It was summertime when the Ksudach volcano erupted on the Kamchatka Peninsula in Russia’s Far East 7,000 years ago. The violent explosion propelled its ash high into the atmosphere, where it drifted over North America before landing 3,100 miles away on the surface of Lake Hajaren in Svalbard, Norway, and settling to the bottom. Just enough remains for scientists to find some of this ash in a sediment core from the lake. It’s not much, but it is helping geologists reassess just how far volcanic ash can travel, as well as piece together climate conditions when Ksudach erupted, according to a recent report.
“In the end, we found and analyzed six particles with less than half the width of a human hair,” said Willem van der Bilt, a coauthor of the report and a researcher at the University of Bergen in Norway, in a press release. Those six particles were found in a sediment core pulled from the middle of Lake Hajaren, separated out, and then chemically analyzed. Based on where they found the particles in the core, van der Bilt’s team guessed they were roughly 7,000 years old, but did not know yet which volcano they had come from.
“Like human DNA, the composition of volcanic ash is unique. Geochemical analysis help us fingerprint this signature and match it with an eruption,” said van der Bilt. The team had a few eruptions in mind, including Mount Mazama, the volcano that formed Crater Lake in Oregon, or the Kikai volcano in Japan. But the Svalbard ash was virtually identical to ash from Ksudach’s eruption around that time. That makes it the farthest-traveled ash so far known.

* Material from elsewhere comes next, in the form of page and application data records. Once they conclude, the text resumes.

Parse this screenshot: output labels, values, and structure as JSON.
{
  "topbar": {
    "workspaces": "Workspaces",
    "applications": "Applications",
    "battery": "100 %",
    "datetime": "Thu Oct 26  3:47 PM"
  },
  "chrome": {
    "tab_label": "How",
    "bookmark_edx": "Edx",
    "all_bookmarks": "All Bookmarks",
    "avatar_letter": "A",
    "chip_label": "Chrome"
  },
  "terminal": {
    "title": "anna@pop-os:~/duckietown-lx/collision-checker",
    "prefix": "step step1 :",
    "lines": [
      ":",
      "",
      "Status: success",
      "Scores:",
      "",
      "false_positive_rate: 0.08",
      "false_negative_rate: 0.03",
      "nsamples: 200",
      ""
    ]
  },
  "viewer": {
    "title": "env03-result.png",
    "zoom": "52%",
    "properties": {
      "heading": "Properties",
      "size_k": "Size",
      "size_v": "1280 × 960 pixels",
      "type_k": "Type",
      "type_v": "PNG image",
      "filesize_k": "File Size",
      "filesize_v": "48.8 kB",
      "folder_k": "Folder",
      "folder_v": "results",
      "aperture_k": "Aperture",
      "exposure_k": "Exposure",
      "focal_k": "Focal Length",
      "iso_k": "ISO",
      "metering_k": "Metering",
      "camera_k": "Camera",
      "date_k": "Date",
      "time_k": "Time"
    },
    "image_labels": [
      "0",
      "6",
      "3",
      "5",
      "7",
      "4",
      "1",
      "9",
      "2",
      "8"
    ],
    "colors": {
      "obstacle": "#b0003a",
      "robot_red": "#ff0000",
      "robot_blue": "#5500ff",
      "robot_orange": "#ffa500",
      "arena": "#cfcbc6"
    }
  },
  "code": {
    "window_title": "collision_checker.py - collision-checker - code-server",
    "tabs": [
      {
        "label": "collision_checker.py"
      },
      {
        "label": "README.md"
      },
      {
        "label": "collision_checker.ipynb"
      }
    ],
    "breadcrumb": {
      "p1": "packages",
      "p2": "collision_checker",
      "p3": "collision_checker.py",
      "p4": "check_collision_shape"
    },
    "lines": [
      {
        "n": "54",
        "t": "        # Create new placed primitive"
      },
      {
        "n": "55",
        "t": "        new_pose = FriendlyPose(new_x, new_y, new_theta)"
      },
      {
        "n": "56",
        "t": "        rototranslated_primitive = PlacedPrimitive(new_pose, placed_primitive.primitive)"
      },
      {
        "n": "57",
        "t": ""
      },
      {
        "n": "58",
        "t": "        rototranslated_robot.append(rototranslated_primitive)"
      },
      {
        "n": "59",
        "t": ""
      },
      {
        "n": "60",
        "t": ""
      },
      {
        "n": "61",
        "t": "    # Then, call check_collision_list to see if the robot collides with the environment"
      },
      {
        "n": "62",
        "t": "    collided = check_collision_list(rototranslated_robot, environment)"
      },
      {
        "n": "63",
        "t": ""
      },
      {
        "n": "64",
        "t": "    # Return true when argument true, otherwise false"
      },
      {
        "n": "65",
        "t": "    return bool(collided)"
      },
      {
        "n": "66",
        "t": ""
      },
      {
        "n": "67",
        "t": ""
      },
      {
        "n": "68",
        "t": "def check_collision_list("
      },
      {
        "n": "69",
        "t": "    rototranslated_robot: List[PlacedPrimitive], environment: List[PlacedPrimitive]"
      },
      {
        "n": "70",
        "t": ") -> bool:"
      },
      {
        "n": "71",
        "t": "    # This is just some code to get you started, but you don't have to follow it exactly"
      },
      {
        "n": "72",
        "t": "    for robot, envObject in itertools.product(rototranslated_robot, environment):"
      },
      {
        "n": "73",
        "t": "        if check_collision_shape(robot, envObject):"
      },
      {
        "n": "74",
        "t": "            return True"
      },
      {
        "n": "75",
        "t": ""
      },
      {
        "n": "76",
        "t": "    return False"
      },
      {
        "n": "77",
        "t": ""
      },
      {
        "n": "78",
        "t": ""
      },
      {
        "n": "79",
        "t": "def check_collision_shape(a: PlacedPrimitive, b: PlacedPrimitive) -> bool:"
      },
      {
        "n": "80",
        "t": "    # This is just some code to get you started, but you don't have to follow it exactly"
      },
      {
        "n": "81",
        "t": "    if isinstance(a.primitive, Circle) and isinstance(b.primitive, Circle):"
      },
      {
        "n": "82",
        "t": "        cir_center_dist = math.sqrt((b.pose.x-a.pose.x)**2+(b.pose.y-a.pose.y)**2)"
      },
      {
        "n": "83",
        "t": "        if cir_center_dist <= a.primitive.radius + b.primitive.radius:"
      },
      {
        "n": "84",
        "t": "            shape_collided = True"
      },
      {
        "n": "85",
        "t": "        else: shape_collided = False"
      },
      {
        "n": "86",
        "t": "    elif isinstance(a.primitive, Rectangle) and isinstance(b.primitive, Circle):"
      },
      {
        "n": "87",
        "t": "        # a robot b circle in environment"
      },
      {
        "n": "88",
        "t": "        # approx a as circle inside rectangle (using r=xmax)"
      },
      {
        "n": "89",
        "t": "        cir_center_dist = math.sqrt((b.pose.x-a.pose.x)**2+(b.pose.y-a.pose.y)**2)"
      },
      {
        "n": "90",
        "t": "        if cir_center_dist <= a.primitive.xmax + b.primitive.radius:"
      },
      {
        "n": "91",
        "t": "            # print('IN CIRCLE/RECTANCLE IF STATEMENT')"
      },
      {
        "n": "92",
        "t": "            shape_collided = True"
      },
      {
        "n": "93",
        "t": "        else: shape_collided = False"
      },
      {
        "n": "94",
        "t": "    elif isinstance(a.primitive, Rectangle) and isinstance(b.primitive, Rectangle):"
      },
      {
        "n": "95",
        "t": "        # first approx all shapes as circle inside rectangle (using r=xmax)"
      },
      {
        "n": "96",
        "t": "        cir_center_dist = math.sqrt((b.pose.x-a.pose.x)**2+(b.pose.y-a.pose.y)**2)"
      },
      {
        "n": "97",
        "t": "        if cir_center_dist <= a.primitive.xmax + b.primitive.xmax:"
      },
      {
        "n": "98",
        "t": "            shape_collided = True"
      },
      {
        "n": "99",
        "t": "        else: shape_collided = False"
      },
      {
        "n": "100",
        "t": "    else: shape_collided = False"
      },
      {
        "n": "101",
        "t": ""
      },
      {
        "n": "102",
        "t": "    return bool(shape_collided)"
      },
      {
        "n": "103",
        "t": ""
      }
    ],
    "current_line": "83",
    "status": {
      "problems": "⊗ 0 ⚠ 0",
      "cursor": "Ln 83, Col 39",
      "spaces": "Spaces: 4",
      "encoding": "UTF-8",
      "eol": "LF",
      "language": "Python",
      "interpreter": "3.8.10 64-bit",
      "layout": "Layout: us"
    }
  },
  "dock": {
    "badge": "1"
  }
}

Weather patterns, magma composition, and the direction of the eruption can all affect where a volcano’s ash ends up. But van der Bilt didn’t expect what they found to be of Russian origin. “This study really highlights the need to look beyond the usual suspects in this line of research,” he said. When it comes to ash, think globally.